As we have pointed out, confronting dating rejection can be difficult, especially when you are simultaneously tackling the root of these rejections stemming from stereotypes. It is a clash against deep-seated beliefs concerning masculinity, race, and sexual attractiveness.
The result is a mix of negative emotions wherein Asian men find themselves feeling unattractive, failing to live up to other, normative ideals of masculinity. They become self-conscious of their looks and sexual prowess, and it becomes a double blow as rejections fuel further negativity.
But there has been a response to this kind of attitude, as Asian men begin to recognize their own identity and embrace who they are. It begins with rejecting stereotypes and offensive categorizations and being happy with who you are, and moving toward alternative masculine values.
Pushing for change and broadening horizons
One of the most effective ways in which Asian men have confronted this stereotyping is to find alternative role models in film and television who stand out against traditional stereotypes. These are men who embody positive, non-stereotyped personas that encourage and build confidence.
By moving away from a self-critical view which only invites similar viewpoints into your life, Asian men have found role models that build their dating self-confidence.

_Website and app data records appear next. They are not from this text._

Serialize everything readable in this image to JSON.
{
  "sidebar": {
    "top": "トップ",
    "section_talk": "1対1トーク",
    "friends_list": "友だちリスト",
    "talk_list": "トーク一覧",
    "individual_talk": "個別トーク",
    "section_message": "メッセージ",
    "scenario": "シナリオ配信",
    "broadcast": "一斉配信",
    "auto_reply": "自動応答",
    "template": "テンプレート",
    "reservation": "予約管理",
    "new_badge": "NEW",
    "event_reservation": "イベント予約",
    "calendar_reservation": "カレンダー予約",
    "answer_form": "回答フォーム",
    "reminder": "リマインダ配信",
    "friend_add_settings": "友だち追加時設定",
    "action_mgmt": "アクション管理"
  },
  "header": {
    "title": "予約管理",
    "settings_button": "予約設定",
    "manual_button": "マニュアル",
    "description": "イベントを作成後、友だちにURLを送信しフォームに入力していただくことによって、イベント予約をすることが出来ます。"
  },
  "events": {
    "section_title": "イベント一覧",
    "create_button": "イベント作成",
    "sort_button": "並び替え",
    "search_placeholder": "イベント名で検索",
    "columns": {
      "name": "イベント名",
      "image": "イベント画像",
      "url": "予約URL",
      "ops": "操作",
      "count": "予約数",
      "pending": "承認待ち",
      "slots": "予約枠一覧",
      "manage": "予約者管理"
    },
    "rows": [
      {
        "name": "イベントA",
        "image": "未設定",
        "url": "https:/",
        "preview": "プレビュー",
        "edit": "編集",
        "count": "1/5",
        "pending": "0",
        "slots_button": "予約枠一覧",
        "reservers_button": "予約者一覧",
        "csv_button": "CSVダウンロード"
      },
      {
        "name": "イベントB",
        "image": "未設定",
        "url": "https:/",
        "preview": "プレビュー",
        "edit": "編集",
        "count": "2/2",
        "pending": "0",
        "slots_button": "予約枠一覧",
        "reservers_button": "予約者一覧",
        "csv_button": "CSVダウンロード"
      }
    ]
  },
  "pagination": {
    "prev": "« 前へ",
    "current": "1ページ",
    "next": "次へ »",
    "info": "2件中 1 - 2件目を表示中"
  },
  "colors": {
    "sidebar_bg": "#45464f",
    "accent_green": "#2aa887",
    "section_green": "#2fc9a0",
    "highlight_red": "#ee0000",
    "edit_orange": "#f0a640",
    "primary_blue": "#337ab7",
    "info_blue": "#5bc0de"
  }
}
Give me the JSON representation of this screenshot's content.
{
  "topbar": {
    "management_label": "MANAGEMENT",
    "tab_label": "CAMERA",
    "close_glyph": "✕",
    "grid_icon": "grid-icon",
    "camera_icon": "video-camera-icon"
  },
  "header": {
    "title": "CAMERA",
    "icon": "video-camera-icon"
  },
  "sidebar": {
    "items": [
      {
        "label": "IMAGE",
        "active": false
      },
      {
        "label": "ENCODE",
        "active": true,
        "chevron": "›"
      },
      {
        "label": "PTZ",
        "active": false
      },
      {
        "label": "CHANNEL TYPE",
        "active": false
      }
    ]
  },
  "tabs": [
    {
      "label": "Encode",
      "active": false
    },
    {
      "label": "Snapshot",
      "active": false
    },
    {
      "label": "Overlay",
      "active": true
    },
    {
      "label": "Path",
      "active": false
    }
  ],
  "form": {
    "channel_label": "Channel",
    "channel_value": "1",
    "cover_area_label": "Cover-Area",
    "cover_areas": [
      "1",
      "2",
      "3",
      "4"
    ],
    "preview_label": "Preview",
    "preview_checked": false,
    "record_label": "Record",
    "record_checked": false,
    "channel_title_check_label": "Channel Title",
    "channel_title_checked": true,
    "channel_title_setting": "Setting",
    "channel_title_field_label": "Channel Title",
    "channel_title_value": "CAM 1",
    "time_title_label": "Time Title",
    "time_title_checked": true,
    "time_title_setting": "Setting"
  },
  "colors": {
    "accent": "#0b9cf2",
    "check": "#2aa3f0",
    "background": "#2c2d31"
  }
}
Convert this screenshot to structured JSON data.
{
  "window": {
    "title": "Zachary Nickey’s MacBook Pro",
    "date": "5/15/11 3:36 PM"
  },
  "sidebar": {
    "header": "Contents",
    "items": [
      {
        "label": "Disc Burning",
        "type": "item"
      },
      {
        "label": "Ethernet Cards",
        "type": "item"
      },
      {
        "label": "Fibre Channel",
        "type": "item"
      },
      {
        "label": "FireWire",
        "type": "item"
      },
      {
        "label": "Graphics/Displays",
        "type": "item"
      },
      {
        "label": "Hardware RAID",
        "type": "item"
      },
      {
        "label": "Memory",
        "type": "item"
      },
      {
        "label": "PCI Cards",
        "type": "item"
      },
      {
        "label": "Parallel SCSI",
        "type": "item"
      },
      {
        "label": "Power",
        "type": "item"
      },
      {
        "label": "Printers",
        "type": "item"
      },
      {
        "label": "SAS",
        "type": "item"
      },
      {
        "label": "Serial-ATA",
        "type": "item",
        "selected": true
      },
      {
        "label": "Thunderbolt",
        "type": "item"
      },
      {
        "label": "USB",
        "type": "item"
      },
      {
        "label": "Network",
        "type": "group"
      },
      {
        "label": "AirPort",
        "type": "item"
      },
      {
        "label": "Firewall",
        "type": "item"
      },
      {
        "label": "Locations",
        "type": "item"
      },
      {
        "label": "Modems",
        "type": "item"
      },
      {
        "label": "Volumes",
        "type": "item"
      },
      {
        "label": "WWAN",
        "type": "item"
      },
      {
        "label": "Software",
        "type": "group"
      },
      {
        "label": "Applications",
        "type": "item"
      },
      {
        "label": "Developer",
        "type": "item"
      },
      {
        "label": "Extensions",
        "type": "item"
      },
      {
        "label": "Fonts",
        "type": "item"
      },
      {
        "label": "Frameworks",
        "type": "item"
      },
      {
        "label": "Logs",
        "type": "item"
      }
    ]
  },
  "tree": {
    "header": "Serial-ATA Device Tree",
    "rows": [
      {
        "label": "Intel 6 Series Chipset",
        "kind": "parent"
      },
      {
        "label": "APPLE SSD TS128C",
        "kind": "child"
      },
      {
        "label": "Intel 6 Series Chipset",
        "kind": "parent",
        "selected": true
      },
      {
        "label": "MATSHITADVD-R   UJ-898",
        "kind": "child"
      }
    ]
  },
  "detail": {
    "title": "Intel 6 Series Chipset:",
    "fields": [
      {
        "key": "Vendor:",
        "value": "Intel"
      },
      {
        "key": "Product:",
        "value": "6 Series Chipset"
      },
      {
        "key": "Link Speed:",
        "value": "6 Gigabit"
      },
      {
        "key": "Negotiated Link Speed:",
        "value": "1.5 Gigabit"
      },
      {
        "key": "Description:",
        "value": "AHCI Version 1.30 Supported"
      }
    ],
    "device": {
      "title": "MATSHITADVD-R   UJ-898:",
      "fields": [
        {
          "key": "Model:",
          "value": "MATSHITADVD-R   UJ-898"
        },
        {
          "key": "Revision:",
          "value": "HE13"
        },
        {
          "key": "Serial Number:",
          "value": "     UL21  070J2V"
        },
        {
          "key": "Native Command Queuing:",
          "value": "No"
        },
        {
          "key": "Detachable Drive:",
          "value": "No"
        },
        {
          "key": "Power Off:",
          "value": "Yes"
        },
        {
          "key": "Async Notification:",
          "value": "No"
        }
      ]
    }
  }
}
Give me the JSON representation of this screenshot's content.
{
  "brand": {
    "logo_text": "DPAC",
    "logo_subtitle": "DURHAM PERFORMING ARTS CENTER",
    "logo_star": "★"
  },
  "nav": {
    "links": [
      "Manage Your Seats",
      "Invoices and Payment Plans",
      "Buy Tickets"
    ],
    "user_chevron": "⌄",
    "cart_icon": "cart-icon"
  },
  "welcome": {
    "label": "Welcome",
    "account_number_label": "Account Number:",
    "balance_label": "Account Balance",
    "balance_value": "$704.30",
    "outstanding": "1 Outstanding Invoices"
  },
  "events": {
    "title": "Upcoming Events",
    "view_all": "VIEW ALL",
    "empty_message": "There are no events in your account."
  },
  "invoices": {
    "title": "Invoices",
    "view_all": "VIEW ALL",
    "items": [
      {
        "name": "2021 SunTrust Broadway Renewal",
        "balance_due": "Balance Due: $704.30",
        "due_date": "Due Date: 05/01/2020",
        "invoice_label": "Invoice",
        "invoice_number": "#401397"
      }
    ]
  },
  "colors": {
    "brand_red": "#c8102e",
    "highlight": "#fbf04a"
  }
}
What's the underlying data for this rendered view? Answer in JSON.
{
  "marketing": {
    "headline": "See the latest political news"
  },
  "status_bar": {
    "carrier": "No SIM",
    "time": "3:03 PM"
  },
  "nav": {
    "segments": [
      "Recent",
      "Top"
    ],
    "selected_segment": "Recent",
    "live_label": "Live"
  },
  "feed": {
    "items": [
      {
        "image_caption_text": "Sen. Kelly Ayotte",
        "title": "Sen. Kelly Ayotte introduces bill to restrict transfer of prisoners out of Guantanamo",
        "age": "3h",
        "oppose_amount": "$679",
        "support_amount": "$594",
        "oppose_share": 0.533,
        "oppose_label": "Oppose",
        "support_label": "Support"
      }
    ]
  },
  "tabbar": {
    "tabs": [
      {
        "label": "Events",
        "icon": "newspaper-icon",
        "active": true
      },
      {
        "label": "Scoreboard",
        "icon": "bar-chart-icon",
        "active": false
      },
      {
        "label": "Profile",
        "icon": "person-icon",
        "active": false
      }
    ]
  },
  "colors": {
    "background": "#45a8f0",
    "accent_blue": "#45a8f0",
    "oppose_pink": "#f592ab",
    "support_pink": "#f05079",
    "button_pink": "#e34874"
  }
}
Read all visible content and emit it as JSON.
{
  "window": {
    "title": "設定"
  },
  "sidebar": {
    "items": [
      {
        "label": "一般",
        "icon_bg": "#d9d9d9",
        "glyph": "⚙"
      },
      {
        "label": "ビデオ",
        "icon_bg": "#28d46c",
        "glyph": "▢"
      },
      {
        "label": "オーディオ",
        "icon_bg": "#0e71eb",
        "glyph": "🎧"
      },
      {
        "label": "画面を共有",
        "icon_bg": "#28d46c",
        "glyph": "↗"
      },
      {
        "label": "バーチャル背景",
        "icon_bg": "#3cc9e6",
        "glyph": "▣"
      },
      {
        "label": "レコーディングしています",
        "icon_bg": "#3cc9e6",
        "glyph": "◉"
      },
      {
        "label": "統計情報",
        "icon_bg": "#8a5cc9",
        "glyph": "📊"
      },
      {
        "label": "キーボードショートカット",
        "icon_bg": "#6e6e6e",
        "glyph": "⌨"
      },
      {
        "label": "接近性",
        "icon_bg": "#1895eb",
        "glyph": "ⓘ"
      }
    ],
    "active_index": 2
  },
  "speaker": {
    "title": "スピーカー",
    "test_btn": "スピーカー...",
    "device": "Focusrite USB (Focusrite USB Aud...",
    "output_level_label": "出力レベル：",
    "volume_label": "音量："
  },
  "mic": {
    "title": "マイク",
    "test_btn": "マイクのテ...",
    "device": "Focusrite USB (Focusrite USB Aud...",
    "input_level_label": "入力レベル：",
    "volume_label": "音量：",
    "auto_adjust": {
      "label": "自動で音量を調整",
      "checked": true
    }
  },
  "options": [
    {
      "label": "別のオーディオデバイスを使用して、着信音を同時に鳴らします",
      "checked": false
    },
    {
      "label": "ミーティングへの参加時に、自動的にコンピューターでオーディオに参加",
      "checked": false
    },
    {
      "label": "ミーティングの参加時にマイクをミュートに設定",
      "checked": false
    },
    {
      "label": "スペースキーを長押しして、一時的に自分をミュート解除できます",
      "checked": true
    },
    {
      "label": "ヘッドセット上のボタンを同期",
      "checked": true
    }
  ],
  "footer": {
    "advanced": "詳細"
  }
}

They have begun to look for Asian men in positions of leadership and guidance and have shifted their definitions of masculinity.
The challenge lies with how ingrained these stereotypes are within a given culture, and to how much effort it will take to remove them from the broader socio-cultural imagination. As more awareness and education grows, however, the power that these stereotypes hold over us will begin to wane.